It is the end of the year—a time when millions of people make promises to improve their lives and themselves. According to a recent Marist Poll, 59 % of people kept their New Year resolutions in 2014. So what is it that makes a resolution stick? One expert, Judith Beck, Ph.D. , president of the Beck Institute for Cognitive Behavior Therapy in Philadelphia and a clinical associate professor of psychology at the University of Pennsylvania, explains the benefits of a buddy system and why vague goals fail.

For All Those Procrastinators
New Year’s resolutions tend to encompass big commitments that people have put off. “Usually these are things that are difficult to do, otherwise we would have done them already,” explains Dr. Beck.

The most common January goals focus on weight loss and better general health, but nearly all of them fit into one of seven categories: physical health, organization, relationships, how to spend leisure time, spirituality, creativity and work. “Some people want to get back to the way they used to be, and are committed to making a full-fledged effort,” Dr. Beck says of the goal-setters. “Others want to expand themselves and feel more fulfilled in life.”

The Stickiness Problem
As any visit to a gym in January will attest, most people can persist with a resolution for a few weeks. But by February, that drive is often depleted and the treadmills go empty. “There is some research to show that people who start trying to lose weight because they’ve had a medical scare are more successful than people who do it for another reason,” explains Dr. Beck. In other words, “Often the resolution will stick if the stakes are very high.”

Happy New Year  Typically, though, people fail to stick to their annual goals because the resolutions are too demanding, vague or unrealistic. “There can also be external factors. If your objective is to spend more time with family, you may need the cooperation of your teenagers to plan more outings, for example,” Dr. Beck says.

Learning to Cope
When people feel unmotivated or discouraged, says Dr. Beck, they have unhelpful thoughts that interfere with working toward their goal. “So you need to predict in advance what thoughts you might have, when you’re feeling more gung-ho—like now, before you’ve even started—and write them down,” says the cognitive-behavioral therapist. “Nobody is taught how to get back on track when they make a mistake,” she says, but a person can take control of sabotaging thoughts by reading those responses daily.

Dr. Beck also advises clients to imagine themselves in a year or five years, both having reached their goals and establishing them as habits and having failed.

“No-Choice” Category
Most people have some positive behaviors that they might not consistently want to do but they decide to always do anyway.

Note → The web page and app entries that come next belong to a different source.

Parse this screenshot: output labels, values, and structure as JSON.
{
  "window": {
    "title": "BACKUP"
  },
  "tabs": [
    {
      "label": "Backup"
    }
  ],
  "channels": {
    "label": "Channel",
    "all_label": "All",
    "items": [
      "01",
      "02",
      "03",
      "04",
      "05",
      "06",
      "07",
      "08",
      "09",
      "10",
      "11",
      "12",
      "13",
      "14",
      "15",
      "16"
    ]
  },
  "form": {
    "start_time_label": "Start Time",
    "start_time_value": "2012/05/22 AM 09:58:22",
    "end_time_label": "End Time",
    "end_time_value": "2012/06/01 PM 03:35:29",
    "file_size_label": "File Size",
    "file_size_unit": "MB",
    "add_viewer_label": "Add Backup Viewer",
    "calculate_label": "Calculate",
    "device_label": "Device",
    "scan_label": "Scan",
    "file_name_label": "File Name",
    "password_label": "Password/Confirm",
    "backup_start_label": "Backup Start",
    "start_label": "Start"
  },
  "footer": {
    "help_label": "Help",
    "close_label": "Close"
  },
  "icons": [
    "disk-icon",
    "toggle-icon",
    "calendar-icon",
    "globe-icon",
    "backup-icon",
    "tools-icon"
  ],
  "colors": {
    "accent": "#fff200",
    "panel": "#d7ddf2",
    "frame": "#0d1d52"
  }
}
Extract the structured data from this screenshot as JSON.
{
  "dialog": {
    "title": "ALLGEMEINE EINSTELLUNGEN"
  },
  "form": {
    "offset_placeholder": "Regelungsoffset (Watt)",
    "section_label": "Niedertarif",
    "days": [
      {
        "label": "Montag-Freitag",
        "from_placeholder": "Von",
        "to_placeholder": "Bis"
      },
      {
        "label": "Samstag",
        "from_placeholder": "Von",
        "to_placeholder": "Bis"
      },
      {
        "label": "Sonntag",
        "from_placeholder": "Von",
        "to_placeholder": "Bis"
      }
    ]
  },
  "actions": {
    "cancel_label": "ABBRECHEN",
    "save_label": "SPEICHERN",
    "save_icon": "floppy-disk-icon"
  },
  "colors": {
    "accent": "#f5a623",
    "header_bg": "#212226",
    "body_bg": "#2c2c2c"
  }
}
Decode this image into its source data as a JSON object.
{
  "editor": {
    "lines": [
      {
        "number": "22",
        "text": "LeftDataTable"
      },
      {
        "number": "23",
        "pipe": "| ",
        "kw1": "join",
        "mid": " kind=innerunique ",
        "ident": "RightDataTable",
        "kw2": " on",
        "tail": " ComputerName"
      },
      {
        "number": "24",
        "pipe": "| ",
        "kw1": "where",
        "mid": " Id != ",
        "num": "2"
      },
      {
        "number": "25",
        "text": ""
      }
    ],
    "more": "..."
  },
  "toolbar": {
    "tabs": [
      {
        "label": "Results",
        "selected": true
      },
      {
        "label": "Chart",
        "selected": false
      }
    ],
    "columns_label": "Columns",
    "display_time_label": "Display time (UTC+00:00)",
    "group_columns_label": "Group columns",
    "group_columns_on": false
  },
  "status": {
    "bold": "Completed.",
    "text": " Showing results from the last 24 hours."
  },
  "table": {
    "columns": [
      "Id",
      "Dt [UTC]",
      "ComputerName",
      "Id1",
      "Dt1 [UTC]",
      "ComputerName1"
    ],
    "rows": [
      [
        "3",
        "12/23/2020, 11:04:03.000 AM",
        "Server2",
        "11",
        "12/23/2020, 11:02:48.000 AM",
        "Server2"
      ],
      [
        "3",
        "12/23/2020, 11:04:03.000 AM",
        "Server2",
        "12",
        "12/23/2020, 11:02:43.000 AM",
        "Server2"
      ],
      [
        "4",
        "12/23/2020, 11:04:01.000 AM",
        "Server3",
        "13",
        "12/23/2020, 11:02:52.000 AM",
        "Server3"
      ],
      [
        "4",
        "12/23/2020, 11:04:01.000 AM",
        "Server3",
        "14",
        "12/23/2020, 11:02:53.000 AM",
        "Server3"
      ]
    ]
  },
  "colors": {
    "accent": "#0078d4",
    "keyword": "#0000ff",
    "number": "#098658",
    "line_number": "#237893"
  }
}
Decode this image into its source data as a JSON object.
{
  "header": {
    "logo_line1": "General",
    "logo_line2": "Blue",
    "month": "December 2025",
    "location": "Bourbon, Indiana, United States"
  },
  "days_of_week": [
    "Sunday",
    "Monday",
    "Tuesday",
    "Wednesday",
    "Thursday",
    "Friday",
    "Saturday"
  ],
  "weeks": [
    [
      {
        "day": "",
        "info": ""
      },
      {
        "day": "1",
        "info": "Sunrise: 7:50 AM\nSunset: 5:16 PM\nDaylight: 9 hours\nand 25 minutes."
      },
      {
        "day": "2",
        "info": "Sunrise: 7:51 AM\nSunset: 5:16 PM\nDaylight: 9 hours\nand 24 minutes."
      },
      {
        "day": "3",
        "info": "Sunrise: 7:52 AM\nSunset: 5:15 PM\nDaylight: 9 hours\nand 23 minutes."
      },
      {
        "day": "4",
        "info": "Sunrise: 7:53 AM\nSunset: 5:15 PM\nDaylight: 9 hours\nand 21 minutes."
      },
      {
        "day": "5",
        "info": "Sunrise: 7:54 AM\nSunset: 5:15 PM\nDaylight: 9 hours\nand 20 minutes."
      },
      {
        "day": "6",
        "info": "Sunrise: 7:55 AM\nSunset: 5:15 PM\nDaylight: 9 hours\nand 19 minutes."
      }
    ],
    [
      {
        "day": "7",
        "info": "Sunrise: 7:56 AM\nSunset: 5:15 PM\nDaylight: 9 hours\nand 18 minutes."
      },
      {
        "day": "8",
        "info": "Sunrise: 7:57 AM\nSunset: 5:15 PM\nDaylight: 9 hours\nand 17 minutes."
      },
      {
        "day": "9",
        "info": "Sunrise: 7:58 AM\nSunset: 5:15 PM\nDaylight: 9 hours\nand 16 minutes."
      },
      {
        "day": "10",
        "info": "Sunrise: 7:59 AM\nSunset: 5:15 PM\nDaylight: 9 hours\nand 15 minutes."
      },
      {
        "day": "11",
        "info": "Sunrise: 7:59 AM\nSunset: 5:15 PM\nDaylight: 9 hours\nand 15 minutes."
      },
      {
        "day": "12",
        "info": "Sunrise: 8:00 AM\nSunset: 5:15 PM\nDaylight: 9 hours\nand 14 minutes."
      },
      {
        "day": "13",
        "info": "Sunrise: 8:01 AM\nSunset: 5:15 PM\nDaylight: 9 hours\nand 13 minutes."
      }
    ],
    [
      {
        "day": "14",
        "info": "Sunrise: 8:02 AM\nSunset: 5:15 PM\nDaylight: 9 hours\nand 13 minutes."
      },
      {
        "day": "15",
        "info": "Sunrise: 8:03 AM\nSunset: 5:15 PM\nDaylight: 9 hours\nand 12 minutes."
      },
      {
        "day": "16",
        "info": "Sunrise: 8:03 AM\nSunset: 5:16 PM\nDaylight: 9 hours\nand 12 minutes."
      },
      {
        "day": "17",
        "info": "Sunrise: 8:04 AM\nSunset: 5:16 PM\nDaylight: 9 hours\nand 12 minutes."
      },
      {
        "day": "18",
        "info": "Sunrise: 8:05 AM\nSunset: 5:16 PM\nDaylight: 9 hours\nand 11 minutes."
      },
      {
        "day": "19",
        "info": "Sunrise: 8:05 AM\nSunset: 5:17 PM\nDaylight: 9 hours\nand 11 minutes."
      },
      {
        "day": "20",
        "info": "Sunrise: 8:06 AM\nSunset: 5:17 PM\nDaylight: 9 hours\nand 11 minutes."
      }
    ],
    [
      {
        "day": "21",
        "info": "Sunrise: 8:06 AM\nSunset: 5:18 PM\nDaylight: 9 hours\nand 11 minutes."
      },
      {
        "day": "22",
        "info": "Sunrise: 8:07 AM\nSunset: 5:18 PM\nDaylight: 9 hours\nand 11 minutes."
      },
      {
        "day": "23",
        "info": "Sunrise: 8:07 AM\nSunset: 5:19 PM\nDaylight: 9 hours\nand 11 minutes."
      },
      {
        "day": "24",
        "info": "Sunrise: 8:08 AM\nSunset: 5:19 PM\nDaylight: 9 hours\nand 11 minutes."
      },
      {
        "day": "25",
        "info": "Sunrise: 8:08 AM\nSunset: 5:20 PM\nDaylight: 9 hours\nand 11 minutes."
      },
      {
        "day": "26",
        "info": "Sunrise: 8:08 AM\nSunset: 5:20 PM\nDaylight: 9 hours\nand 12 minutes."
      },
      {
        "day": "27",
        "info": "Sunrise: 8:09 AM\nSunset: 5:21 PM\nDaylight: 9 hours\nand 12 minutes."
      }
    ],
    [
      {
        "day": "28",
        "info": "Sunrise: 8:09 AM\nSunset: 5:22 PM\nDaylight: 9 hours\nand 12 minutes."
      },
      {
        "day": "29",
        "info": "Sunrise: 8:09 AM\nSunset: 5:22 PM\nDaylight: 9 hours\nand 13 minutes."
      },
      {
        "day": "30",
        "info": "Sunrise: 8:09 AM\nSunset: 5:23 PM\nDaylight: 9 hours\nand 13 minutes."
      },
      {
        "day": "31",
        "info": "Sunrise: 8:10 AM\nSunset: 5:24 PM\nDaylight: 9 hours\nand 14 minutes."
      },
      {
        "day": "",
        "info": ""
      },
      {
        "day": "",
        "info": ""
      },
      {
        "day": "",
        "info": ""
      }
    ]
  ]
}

Dr. Beck calls this the “no-choice category,” and places putting on a seat belt or getting dressed for work in this column. “We do them without struggle because we don’t give ourselves a choice,” she says. “It’s the choice that makes sticking to a resolution so difficult.” She suggests putting positive behaviors on a mental “no-choice” list and reaffirm them daily. “If you never give yourself the option to eat dessert, you’ll never have the struggle,” she says.

Don’t Wait to Motivate
Dr. Beck has witnessed firsthand that taking action sparks motivation. “Once you actually get to the gym, the first minute may be difficult, but it almost always gets easier,” she says. She also says that the best way to stick to a resolution is to have an accountability system, whether that is an app or a partner, she says.

When you do put on those gym clothes, she adds, you need to congratulate yourself. “Constant affirmation is essential to success,” says Dr. Beck.